## [RECORDED INFORMATION]

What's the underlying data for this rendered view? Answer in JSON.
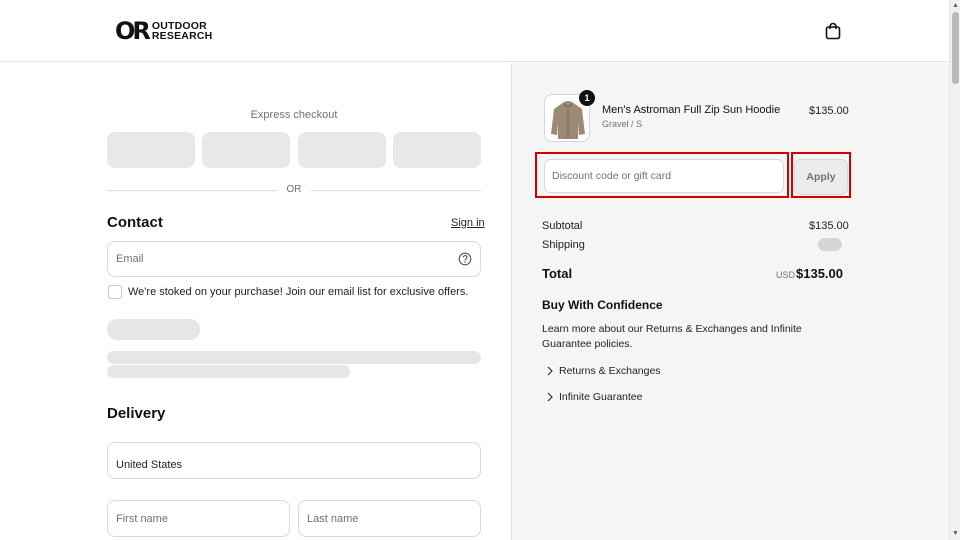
{
  "header": {
    "logo_mark": "OR",
    "logo_line1": "OUTDOOR",
    "logo_line2": "RESEARCH",
    "cart_icon": "shopping-bag-icon"
  },
  "express_checkout": {
    "label": "Express checkout",
    "divider_text": "OR"
  },
  "contact": {
    "title": "Contact",
    "signin_label": "Sign in",
    "email_placeholder": "Email",
    "help_icon": "question-circle-icon",
    "newsletter_label": "We're stoked on your purchase! Join our email list for exclusive offers."
  },
  "delivery": {
    "title": "Delivery",
    "country_value": "United States",
    "first_name_placeholder": "First name",
    "last_name_placeholder": "Last name"
  },
  "order_summary": {
    "item": {
      "name": "Men's Astroman Full Zip Sun Hoodie",
      "variant": "Gravel / S",
      "price": "$135.00",
      "quantity": "1"
    },
    "discount_placeholder": "Discount code or gift card",
    "apply_label": "Apply",
    "subtotal_label": "Subtotal",
    "subtotal_value": "$135.00",
    "shipping_label": "Shipping",
    "total_label": "Total",
    "total_currency": "USD",
    "total_value": "$135.00"
  },
  "confidence": {
    "title": "Buy With Confidence",
    "text": "Learn more about our Returns & Exchanges and Infinite Guarantee policies.",
    "links": [
      "Returns & Exchanges",
      "Infinite Guarantee"
    ]
  },
  "colors": {
    "highlight": "#d40000",
    "panel_bg": "#f5f5f5",
    "skeleton": "#e6e6e6"
  }
}
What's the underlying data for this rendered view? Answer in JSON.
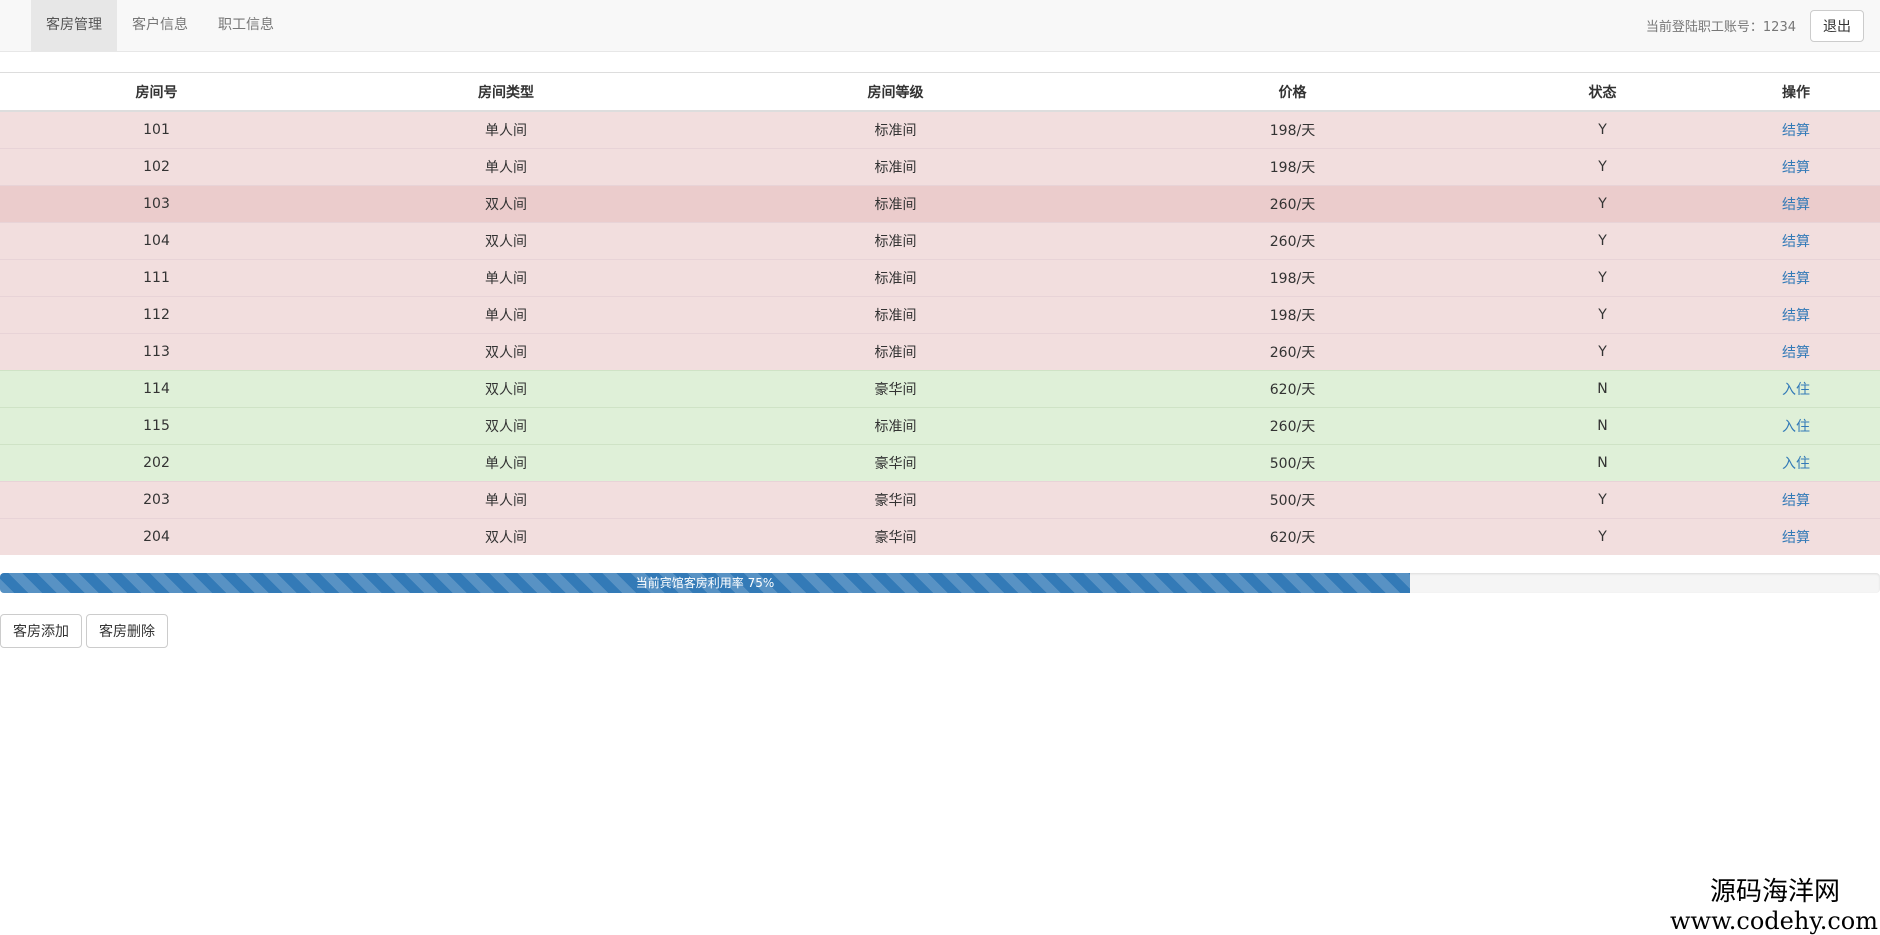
{
  "nav": {
    "tabs": [
      {
        "label": "客房管理",
        "active": true
      },
      {
        "label": "客户信息",
        "active": false
      },
      {
        "label": "职工信息",
        "active": false
      }
    ],
    "login_label": "当前登陆职工账号：",
    "account": "1234",
    "logout_label": "退出"
  },
  "table": {
    "headers": [
      "房间号",
      "房间类型",
      "房间等级",
      "价格",
      "状态",
      "操作"
    ],
    "rows": [
      {
        "room": "101",
        "type": "单人间",
        "grade": "标准间",
        "price": "198/天",
        "status": "Y",
        "action": "结算"
      },
      {
        "room": "102",
        "type": "单人间",
        "grade": "标准间",
        "price": "198/天",
        "status": "Y",
        "action": "结算"
      },
      {
        "room": "103",
        "type": "双人间",
        "grade": "标准间",
        "price": "260/天",
        "status": "Y",
        "action": "结算"
      },
      {
        "room": "104",
        "type": "双人间",
        "grade": "标准间",
        "price": "260/天",
        "status": "Y",
        "action": "结算"
      },
      {
        "room": "111",
        "type": "单人间",
        "grade": "标准间",
        "price": "198/天",
        "status": "Y",
        "action": "结算"
      },
      {
        "room": "112",
        "type": "单人间",
        "grade": "标准间",
        "price": "198/天",
        "status": "Y",
        "action": "结算"
      },
      {
        "room": "113",
        "type": "双人间",
        "grade": "标准间",
        "price": "260/天",
        "status": "Y",
        "action": "结算"
      },
      {
        "room": "114",
        "type": "双人间",
        "grade": "豪华间",
        "price": "620/天",
        "status": "N",
        "action": "入住"
      },
      {
        "room": "115",
        "type": "双人间",
        "grade": "标准间",
        "price": "260/天",
        "status": "N",
        "action": "入住"
      },
      {
        "room": "202",
        "type": "单人间",
        "grade": "豪华间",
        "price": "500/天",
        "status": "N",
        "action": "入住"
      },
      {
        "room": "203",
        "type": "单人间",
        "grade": "豪华间",
        "price": "500/天",
        "status": "Y",
        "action": "结算"
      },
      {
        "room": "204",
        "type": "双人间",
        "grade": "豪华间",
        "price": "620/天",
        "status": "Y",
        "action": "结算"
      }
    ]
  },
  "progress": {
    "label": "当前宾馆客房利用率 75%",
    "value_percent": 75
  },
  "buttons": {
    "add_label": "客房添加",
    "delete_label": "客房删除"
  },
  "watermark": {
    "name": "源码海洋网",
    "url": "www.codehy.com"
  },
  "colors": {
    "occupied_row": "#f2dede",
    "vacant_row": "#dff0d8",
    "link": "#337ab7",
    "progress_bar": "#337ab7"
  }
}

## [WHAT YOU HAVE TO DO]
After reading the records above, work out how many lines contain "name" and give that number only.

## [SOLUTION]
4